Marty Napoleon, 93, a pianist and a member of Local 802 since 1940, died on April 27. Born in Brooklyn to Sicilian immigrants Matteo and Jenny Napoli, Mr. Napoleon belonged to a musical family, including his uncle Phil, who led his own group called the Original Memphis Five.
Mr. Napoleon had an acclaimed career, playing with all the jazz greats. At 20, he joined Chico Marx’s orchestra, which featured Mel Torme. He also played with Charlie Barnet, Benny Goodman, Gene Krupa, Charlie Shavers and Red Allen, among others.
Mr. Napoleon became part of the legendary Big Four, who included Buddy Rich, Chubby Jackson and Charlie Ventura. He and his late brother Teddy performed a two-piano quartet in Las Vegas. Mr. Napoleon joined Louis Armstrong and his All Stars in 1952. Mr. Napoleon’s distinctive piano style can be heard on many of Armstrong’s biggest hits, including “What a Wonderful World.”
Mr. Napoleon played with Lionel Hampton at the Frank Sinatra Show at Carnegie Hall and at the White House for President Ronald Reagan. Movie credits include “To Beat The Band,” “The Glenn Miller Story,” “All That Jazz,” “The French Connection,” “Raging Bull,” and “Tootsie.” Mr. Napoleon was still performing jazz concerts into his 90s with friends Ray Mosca and Bill Crow. Besides music, his passion extended to his family. He was married to the late Marie “Bebe” Giordano for 67 years. He is survived by his daughter Jeanine, son-in-law Steve, son Marty Jr., daughter-in-law Teresa, grandchildren Cherie, Todd, Marty and Brent and great-grandson Alexander. See Bill Crow’s tribute to Marty Napoleon in The Band Room.
WE ALSO REMEMBER . . .
Gilbert Barreto, saxophone
Seymour L. Benstock, cello
Stephen Covello, conductor
David Gotay, cello
Lillian P. Horton, synthesizer
Anthony Pero, drums

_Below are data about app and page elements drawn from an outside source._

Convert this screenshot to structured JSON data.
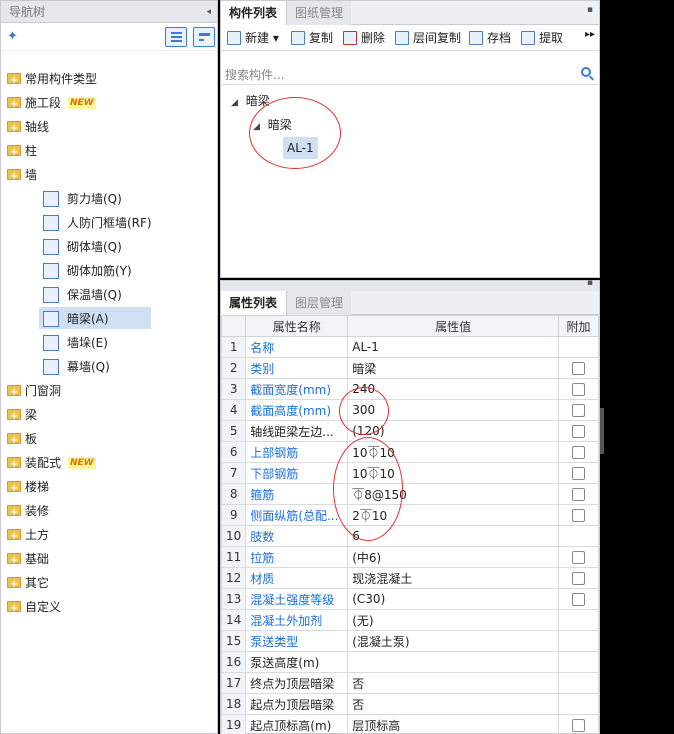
{
  "nav": {
    "title": "导航树",
    "items": [
      {
        "label": "常用构件类型",
        "type": "folder"
      },
      {
        "label": "施工段",
        "type": "folder",
        "badge": "NEW"
      },
      {
        "label": "轴线",
        "type": "folder"
      },
      {
        "label": "柱",
        "type": "folder"
      },
      {
        "label": "墙",
        "type": "folder-open"
      },
      {
        "label": "剪力墙(Q)",
        "type": "child",
        "icon": "shear-wall-icon"
      },
      {
        "label": "人防门框墙(RF)",
        "type": "child",
        "icon": "civil-defense-frame-icon"
      },
      {
        "label": "砌体墙(Q)",
        "type": "child",
        "icon": "masonry-wall-icon"
      },
      {
        "label": "砌体加筋(Y)",
        "type": "child",
        "icon": "masonry-rebar-icon"
      },
      {
        "label": "保温墙(Q)",
        "type": "child",
        "icon": "insulation-wall-icon"
      },
      {
        "label": "暗梁(A)",
        "type": "child",
        "icon": "hidden-beam-icon",
        "selected": true
      },
      {
        "label": "墙垛(E)",
        "type": "child",
        "icon": "wall-pier-icon"
      },
      {
        "label": "幕墙(Q)",
        "type": "child",
        "icon": "curtain-wall-icon"
      },
      {
        "label": "门窗洞",
        "type": "folder"
      },
      {
        "label": "梁",
        "type": "folder"
      },
      {
        "label": "板",
        "type": "folder"
      },
      {
        "label": "装配式",
        "type": "folder",
        "badge": "NEW"
      },
      {
        "label": "楼梯",
        "type": "folder"
      },
      {
        "label": "装修",
        "type": "folder"
      },
      {
        "label": "土方",
        "type": "folder"
      },
      {
        "label": "基础",
        "type": "folder"
      },
      {
        "label": "其它",
        "type": "folder"
      },
      {
        "label": "自定义",
        "type": "folder"
      }
    ]
  },
  "components": {
    "tabs": [
      "构件列表",
      "图纸管理"
    ],
    "toolbar": {
      "new": "新建",
      "copy": "复制",
      "delete": "删除",
      "floor_copy": "层间复制",
      "save": "存档",
      "extract": "提取"
    },
    "search_placeholder": "搜索构件...",
    "tree": {
      "root": "暗梁",
      "group": "暗梁",
      "item": "AL-1"
    }
  },
  "properties": {
    "tabs": [
      "属性列表",
      "图层管理"
    ],
    "headers": [
      "属性名称",
      "属性值",
      "附加"
    ],
    "rows": [
      {
        "n": "1",
        "name": "名称",
        "value": "AL-1",
        "blue": true,
        "check": false
      },
      {
        "n": "2",
        "name": "类别",
        "value": "暗梁",
        "blue": true,
        "check": true
      },
      {
        "n": "3",
        "name": "截面宽度(mm)",
        "value": "240",
        "blue": true,
        "check": true
      },
      {
        "n": "4",
        "name": "截面高度(mm)",
        "value": "300",
        "blue": true,
        "check": true
      },
      {
        "n": "5",
        "name": "轴线距梁左边...",
        "value": "(120)",
        "blue": false,
        "check": true
      },
      {
        "n": "6",
        "name": "上部钢筋",
        "value": "10⏁10",
        "blue": true,
        "check": true
      },
      {
        "n": "7",
        "name": "下部钢筋",
        "value": "10⏁10",
        "blue": true,
        "check": true
      },
      {
        "n": "8",
        "name": "箍筋",
        "value": "⏁8@150",
        "blue": true,
        "check": true
      },
      {
        "n": "9",
        "name": "侧面纵筋(总配...",
        "value": "2⏁10",
        "blue": true,
        "check": true
      },
      {
        "n": "10",
        "name": "肢数",
        "value": "6",
        "blue": true,
        "check": false
      },
      {
        "n": "11",
        "name": "拉筋",
        "value": "(中6)",
        "blue": true,
        "check": true
      },
      {
        "n": "12",
        "name": "材质",
        "value": "现浇混凝土",
        "blue": true,
        "check": true
      },
      {
        "n": "13",
        "name": "混凝土强度等级",
        "value": "(C30)",
        "blue": true,
        "check": true
      },
      {
        "n": "14",
        "name": "混凝土外加剂",
        "value": "(无)",
        "blue": true,
        "check": false
      },
      {
        "n": "15",
        "name": "泵送类型",
        "value": "(混凝土泵)",
        "blue": true,
        "check": false
      },
      {
        "n": "16",
        "name": "泵送高度(m)",
        "value": "",
        "blue": false,
        "check": false
      },
      {
        "n": "17",
        "name": "终点为顶层暗梁",
        "value": "否",
        "blue": false,
        "check": false
      },
      {
        "n": "18",
        "name": "起点为顶层暗梁",
        "value": "否",
        "blue": false,
        "check": false
      },
      {
        "n": "19",
        "name": "起点顶标高(m)",
        "value": "层顶标高",
        "blue": false,
        "check": true
      }
    ]
  }
}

Joseph Rabushka, violin
Ralph Sharon, piano
Paul Q. Topper, violin
Charlie Valero, piano
To report the death of a member, call Avelon Ramnath at (212) 245-4802.